I was part of a movement of "dinosaur moms" when I lived in Maryland (Astrodon Johnstoni is the Maryland state dinosaur.) Which is nothing more than this -- dinosaur moms delight in the half-feral nature of the beasties they parent, even as they whisper Shakespeare and Kierkegaard in their ears at night.

Friday, December 04, 2009

Christmas Letter: Hopelessly old-school or charmingly retro?

I wrote my first paper on a word processor in 1986. It was my senior year in high school. Although the PC, such as it was, sat in our home in suburban Columbia, the printer was at my father’s office in Baltimore. This necessitated a mad dash into the city on due day to transport the floppy disk, print, and then drive back.

Deadlines were very dramatic in those days, children. There was none of this clicking and sending. Oh there were squealing tires and home-run slides into the classroom. Students would arrange their schedules to avoid the teacher who required footnotes, rather than endnotes.

When I got to college. True story. I had to quick find a boyfriend who could type so that he could format my humble offerings, hand-written on loose-leaf. He was small, trim, furry, and bestowed with the magic of logging onto our school’s internal vax system. For shame, I would wake this poor hobbit up from slumber if I had a deadline.

Years later, when conducting my first job hunt, I had a similar relationship with a guy who worked at Kinko’s. He road a motorcycle and looked like Kiefer Sutherland. But the thing that got me was his way with bullet points.

I am not, what you’d call an early adopter. I was wooed by a man with good penmanship and a mastery of the mix tape. When we married in 1995 was the first time I owned a CD player. My beloved’s i-pod, which trickled down to me when he upgraded, and which he lovingly pre-loaded with prog rock and dreamy girls just for me, sits idle in my glove compartment. And don’t get me started on the proliferation of remote controls.

So, as the curtain closes on the first decade of the century in which I have never felt at home, I contemplate the custom of the Christmas letter. Is there any utility to wrapping up the year’s news in one self-aggrandizing epistle, when it won’t be news to anyone who follows my blog or stalks my FB? Is it ecologically sound to send so much mail? And who should have the honor of receiving it, now that the line between friend and “friend” has become so blurry.

What do you think? If I wrote one, would you want a copy?

Tuesday, January 20, 2009

Friday, January 09, 2009

The secularization of a football hero

Beloved sent me this article about Kurt Warner's Christianity, about how it's such a sports cliche -- this deflecting praise onto a higher power -- that this obviously significant driving force usually gets cut out of stories about him. The article made it sound like this editing is frustrating to him and to his Xian fan base, because it goes beyond negligent to -- well, the article doesn't go this far, but I'll go ahead and say "censorship."
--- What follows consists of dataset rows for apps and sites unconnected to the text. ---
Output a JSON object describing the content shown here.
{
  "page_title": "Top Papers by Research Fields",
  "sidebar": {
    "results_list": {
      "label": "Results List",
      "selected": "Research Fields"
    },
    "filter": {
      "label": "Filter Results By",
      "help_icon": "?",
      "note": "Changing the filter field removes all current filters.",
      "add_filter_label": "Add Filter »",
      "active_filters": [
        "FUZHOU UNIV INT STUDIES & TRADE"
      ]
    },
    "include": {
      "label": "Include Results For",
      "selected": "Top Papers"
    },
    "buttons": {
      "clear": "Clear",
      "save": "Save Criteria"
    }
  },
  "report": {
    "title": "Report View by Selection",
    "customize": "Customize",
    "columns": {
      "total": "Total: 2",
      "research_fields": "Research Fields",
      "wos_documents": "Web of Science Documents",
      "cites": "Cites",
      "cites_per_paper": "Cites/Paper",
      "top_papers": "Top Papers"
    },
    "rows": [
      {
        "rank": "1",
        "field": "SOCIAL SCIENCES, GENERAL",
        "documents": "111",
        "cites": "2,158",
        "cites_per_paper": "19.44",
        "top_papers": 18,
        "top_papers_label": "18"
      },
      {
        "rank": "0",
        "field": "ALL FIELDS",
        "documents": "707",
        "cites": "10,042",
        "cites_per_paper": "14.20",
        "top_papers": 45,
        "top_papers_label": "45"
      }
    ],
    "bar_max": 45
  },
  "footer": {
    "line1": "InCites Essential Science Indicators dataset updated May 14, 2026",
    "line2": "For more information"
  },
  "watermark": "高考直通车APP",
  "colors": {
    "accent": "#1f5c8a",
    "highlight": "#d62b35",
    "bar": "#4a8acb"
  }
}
Enough so that he's become quite a student of the media and how to wedge the God reference into the soundbite. Can't imagine that's very rewarding, but you gotta respect the effort.

Now, I mean, it's not like I think the post-game show is the place to have a meaningful forum on our place in the universe. And I'm not joining the ranks of those drawn to any spiritual practice -- whether it's that old-time religion or Scientology or Kabbalah -- on the recommendation of a celebrity.

And I'm aware of the danger of waving red meat at the Christian partisans who insist on their persecution by the liberal media. This is particularly offensive to me because I have had the privilege of representing asylum seekers who were tortured for their religious commitments. And their blues ain't like your blues.

But all that being said, I'd just like to say that it's not just Warner's Christian partisan fans who would like to see him succeed in having this conversation with the American public. I think all of us seekers out here might just be the richer for letting the man speak.

Or I'm kidding myself. I mean, if my "ultimate dinner party" scenario ever did come true and I got Kurt Warner, my undergrad philosophy prof, Angelina Jolie, W.B. Yeats, and Harvey Milk in the same room, would we all be glowering silently at each other by the cheese course? Maybe. Probably.

But the God-blocking bothers me. Why?

I am reminded of something
Patricia Willams wrote in The Alchemy of Race and Rights about Pushkin -- or was it Beethoven? About how these men were, in their times, proud and insistent on their African heritage, but that to bring up this aspect of their lives now seems so anachronistic that it calls into question the educator's motive. Williams writes of her despair in contemplating that if she ever manages to create something as monumental as did these multi-racial luminaries, "[T]hen the best reward to which I can aspire is that I will be remembered as white."

This thing that's bugging me -- I think that observation begins to get at it. It's just the streamlining effect, the "dumbing down." I mean, It's too bad -- isn't it? -- that the media can't seem to distinguish the obligatory shout-out to Jesus in an acceptance speech from a man's earnest desire to testify. It's interesting -- isn't it? -- it IS! -- that Warner the triumphant QB is also Warner the humble seeker?

So when he gives the invocation at outspoken Muslim Muhammad Ali's Celebrity Fight Night, doesn't knowing that about him make you wonder what that party was like? Might make me revise my ultimate dinner party guest list...